In this study, we identified the novel mutation c.1564 delC in exon 12 of the FERMT1 gene in the maternal allele, which is predicted to lead to nonsense-mediated mRNA decay. FERMT1 mRNA was undetectable by RT-PCR, although the paternal mutation cannot be identified. Despite the novel mutation, the cutaneous findings do not differ from the cases with other mutations. The literature review was unable to reveal any relationship between the FERMT1 locus (20p12.3) and loci of Crohn’s disease.
In conclusion, long-term follow-up of KS patient revealed that severe late-onset ileal strictures can also occur as one of the clinical features of KS. It is suggested that FERMT1 expression is disrupted by maternal c.1564 delC and unknown paternal null-mutations in the FERMT1 gene in the present case. Further cases should be accumulated to clarify the different cutaneous and intestinal phenotypes of KS and the genotype correlation.
The authors declare no conflict of interest.

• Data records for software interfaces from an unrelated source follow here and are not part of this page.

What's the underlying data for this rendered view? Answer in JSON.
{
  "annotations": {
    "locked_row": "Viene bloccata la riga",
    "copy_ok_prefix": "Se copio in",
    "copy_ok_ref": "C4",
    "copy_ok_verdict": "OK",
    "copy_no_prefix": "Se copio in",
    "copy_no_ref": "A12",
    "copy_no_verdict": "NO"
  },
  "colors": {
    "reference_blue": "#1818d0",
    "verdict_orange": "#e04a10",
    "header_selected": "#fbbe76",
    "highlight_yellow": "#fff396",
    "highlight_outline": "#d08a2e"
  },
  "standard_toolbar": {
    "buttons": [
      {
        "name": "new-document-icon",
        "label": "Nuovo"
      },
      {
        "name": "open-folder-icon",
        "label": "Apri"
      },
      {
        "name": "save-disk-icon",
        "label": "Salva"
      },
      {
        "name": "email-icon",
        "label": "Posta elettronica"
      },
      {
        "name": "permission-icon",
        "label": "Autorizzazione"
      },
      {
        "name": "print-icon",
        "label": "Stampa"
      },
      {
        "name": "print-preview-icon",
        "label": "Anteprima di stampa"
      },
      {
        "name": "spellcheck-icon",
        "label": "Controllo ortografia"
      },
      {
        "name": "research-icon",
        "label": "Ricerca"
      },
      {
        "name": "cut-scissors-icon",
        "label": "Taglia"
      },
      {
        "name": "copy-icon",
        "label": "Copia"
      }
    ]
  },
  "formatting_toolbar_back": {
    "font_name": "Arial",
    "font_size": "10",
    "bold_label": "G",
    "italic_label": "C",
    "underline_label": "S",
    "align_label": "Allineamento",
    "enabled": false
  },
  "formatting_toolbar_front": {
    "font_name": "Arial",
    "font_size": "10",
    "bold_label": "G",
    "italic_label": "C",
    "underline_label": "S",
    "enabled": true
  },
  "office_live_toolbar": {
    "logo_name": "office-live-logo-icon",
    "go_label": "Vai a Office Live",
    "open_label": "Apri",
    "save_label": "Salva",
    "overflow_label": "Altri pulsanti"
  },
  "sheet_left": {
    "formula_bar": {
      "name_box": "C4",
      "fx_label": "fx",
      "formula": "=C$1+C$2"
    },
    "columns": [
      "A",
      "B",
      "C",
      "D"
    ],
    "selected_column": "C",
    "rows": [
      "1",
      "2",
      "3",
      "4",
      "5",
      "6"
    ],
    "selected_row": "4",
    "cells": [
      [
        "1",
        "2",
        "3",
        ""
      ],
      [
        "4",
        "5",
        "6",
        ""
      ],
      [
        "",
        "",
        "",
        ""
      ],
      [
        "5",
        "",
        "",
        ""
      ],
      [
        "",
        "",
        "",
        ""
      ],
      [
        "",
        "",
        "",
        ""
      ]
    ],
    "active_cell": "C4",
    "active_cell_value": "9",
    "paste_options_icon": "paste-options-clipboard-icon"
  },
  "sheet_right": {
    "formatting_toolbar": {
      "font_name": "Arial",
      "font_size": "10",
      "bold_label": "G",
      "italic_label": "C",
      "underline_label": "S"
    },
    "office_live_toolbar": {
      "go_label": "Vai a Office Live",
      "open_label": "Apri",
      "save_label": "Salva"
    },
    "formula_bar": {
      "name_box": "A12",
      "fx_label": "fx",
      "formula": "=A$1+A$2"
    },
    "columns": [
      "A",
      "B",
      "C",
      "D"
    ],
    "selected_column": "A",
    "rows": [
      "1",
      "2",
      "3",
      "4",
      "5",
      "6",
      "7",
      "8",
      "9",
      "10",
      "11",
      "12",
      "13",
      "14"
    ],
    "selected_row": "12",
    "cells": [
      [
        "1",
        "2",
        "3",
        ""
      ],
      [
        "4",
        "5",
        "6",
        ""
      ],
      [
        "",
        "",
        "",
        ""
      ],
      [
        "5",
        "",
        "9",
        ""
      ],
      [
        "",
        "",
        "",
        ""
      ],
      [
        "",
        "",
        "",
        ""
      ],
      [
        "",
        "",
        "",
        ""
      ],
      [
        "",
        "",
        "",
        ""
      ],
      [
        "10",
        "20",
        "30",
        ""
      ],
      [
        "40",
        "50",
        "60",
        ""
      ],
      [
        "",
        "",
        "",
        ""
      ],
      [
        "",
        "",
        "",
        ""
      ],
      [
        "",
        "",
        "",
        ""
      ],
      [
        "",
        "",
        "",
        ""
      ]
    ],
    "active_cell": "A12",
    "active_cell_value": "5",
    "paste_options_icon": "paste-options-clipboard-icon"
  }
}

Fig. 1. A blister on the hand at birth (a). Atrophy of the hand at 5 years of age (b). Poikilodermatous change and erosion on the dorsum of the hand at 30 years of age (c). Poikilodermatous change on the back at 31 years of age (d). Broad, reticulate labelling pattern is seen with LH7.2 monoclonal antibodies against type VII collagen (e).